The only catch is, their dough might be intended for a “high-temp oven like an Ooni or Breville,” or a wood-fire oven, so just make sure you ask about that ahead of time. “If you’re cooking in a home oven at 500 to 525 degrees,” he adds, “look for a New York or American style dough ball that would cook great at that temp.” 

If the professional pizza chefs can’t sway you from making your own dough or dialing up your local pizza shop, Mumford’s got you covered. “When I’m short on time, I’m happy to turn to pre-packaged pizza dough,” he says. “And before you cry about quality, consider that some of the best pizzerias will let their dough cold-ferment for several days, which is little different from the fresh packaged dough.” 

With that in mind, Mumford says the hands-down best store-bought pizza dough is Trader Joe’s plain pizza dough. “Due to the low price, higher moisture content — which means it bakes more artisan-like — and general quality,” he says. 
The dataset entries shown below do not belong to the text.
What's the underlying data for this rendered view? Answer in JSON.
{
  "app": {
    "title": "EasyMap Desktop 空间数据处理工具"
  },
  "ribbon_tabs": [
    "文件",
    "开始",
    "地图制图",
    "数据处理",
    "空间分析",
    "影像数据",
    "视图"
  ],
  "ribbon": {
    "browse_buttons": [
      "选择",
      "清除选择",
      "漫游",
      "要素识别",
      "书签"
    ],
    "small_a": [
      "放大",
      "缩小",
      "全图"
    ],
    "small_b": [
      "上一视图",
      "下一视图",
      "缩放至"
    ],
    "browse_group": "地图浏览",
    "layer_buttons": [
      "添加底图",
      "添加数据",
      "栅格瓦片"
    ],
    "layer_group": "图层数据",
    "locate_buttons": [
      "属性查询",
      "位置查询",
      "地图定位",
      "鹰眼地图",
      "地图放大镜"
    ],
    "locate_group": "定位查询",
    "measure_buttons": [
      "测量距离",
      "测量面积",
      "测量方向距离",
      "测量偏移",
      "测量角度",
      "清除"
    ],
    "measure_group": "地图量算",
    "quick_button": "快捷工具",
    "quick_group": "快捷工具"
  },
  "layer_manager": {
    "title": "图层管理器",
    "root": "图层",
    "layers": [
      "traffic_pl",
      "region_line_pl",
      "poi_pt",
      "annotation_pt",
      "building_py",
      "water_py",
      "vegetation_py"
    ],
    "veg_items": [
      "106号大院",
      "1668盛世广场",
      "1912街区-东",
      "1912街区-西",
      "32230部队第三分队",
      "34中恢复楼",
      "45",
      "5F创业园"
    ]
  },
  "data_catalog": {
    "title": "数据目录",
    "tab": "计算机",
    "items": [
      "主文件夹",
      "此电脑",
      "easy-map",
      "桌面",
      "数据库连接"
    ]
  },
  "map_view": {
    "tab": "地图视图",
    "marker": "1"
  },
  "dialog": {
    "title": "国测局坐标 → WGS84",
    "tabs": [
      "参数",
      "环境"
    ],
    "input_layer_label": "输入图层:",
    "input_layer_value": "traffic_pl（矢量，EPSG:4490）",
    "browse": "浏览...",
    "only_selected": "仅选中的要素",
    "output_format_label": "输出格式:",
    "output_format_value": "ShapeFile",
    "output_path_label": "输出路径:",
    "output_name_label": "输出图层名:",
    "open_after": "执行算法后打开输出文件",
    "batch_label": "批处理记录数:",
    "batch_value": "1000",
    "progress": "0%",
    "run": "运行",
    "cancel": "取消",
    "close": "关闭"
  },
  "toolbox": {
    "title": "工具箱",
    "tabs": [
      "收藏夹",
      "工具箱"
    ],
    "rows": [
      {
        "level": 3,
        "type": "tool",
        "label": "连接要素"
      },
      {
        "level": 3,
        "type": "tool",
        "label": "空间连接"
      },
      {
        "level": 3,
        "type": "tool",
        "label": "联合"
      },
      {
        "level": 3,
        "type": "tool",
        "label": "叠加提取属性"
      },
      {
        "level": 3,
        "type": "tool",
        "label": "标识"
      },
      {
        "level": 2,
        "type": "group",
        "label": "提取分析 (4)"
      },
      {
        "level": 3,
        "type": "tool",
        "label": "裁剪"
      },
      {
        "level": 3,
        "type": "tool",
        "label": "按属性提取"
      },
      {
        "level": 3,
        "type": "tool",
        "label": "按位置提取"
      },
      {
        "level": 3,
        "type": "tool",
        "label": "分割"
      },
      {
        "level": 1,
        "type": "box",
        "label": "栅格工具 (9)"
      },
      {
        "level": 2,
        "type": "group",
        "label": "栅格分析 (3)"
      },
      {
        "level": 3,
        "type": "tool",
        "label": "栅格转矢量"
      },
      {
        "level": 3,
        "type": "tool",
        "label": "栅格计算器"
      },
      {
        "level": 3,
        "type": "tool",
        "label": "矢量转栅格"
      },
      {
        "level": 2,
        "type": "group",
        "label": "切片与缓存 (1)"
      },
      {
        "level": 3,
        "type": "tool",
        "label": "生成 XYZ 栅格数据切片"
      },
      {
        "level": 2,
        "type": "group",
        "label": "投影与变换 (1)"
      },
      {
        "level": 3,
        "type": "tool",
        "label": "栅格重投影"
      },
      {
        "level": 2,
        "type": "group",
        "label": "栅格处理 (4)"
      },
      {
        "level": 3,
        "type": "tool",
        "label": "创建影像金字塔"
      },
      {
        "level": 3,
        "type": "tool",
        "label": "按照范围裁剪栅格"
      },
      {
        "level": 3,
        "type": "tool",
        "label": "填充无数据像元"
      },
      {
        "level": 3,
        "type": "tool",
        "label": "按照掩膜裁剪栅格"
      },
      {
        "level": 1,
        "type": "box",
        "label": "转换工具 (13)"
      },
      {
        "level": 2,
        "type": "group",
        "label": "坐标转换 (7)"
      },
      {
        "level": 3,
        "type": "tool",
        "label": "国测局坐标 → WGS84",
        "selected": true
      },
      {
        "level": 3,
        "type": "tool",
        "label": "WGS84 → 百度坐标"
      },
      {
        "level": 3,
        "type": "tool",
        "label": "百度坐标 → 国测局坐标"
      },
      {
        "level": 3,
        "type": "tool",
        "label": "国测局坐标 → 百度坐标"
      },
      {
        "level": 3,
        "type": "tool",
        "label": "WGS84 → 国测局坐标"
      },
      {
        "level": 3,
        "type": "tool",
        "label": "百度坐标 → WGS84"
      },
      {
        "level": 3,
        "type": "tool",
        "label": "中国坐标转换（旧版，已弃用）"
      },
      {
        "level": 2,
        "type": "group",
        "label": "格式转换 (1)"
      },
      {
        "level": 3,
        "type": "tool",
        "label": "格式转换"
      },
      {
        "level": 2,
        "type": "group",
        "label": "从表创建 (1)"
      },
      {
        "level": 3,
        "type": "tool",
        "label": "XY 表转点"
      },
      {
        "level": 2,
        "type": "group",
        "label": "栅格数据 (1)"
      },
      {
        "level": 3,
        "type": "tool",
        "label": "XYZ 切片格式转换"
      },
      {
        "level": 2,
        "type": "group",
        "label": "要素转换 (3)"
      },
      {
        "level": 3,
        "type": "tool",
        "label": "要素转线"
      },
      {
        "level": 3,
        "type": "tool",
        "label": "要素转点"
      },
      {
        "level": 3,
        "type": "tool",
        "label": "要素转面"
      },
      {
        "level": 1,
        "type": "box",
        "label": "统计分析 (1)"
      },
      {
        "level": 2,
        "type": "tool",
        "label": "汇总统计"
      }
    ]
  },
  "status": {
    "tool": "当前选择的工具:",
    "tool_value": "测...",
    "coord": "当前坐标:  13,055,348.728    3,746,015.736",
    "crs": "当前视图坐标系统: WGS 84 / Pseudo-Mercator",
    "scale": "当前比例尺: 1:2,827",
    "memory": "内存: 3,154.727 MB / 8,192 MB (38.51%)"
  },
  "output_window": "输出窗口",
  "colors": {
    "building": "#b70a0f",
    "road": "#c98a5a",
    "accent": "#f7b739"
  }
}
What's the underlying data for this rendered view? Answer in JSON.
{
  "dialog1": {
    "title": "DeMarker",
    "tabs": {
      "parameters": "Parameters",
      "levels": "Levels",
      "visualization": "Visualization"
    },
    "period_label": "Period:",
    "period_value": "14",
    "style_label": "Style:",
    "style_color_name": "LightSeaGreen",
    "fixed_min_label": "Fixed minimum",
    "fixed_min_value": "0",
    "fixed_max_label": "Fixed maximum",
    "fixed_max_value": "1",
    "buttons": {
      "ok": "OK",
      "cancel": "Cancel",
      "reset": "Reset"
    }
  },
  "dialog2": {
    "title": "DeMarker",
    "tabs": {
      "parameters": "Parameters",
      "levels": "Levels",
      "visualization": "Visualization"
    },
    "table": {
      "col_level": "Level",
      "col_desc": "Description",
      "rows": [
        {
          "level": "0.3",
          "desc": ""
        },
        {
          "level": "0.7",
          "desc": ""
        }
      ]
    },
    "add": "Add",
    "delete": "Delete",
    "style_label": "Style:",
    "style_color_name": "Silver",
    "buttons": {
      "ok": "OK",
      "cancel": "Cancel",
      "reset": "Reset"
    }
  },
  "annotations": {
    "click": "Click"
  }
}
Rachel Hemsley, founder and editor of Make Bread At Home, agrees. “I’m a big fan of Trader Joe’s pizza dough,” she tells me. “I like it because it’s not elastic or sticky like some commercial crusts are, as I sometimes have trouble with the crust sticking to my pan or being so elastic it just doesn’t work with what you’re making.” 

With Trader Joe’s dough, “you can roll it out to make it as thick or thin as you like,” Hemsley argues, “and it’s ready to go, so there’s no waiting or sitting for an hour.” 

And if by the time you get home with your store-bought pizza dough you decide you’d rather just order a pizza instead of making your own, don’t let it go to waste. “Pizza isn’t the only thing you should be making with store-bought pizza dough,” Mumford says. “Because you can make a lot of things with it, starting with a mouth-watering batch of cinnamon rolls for tomorrow’s breakfast.”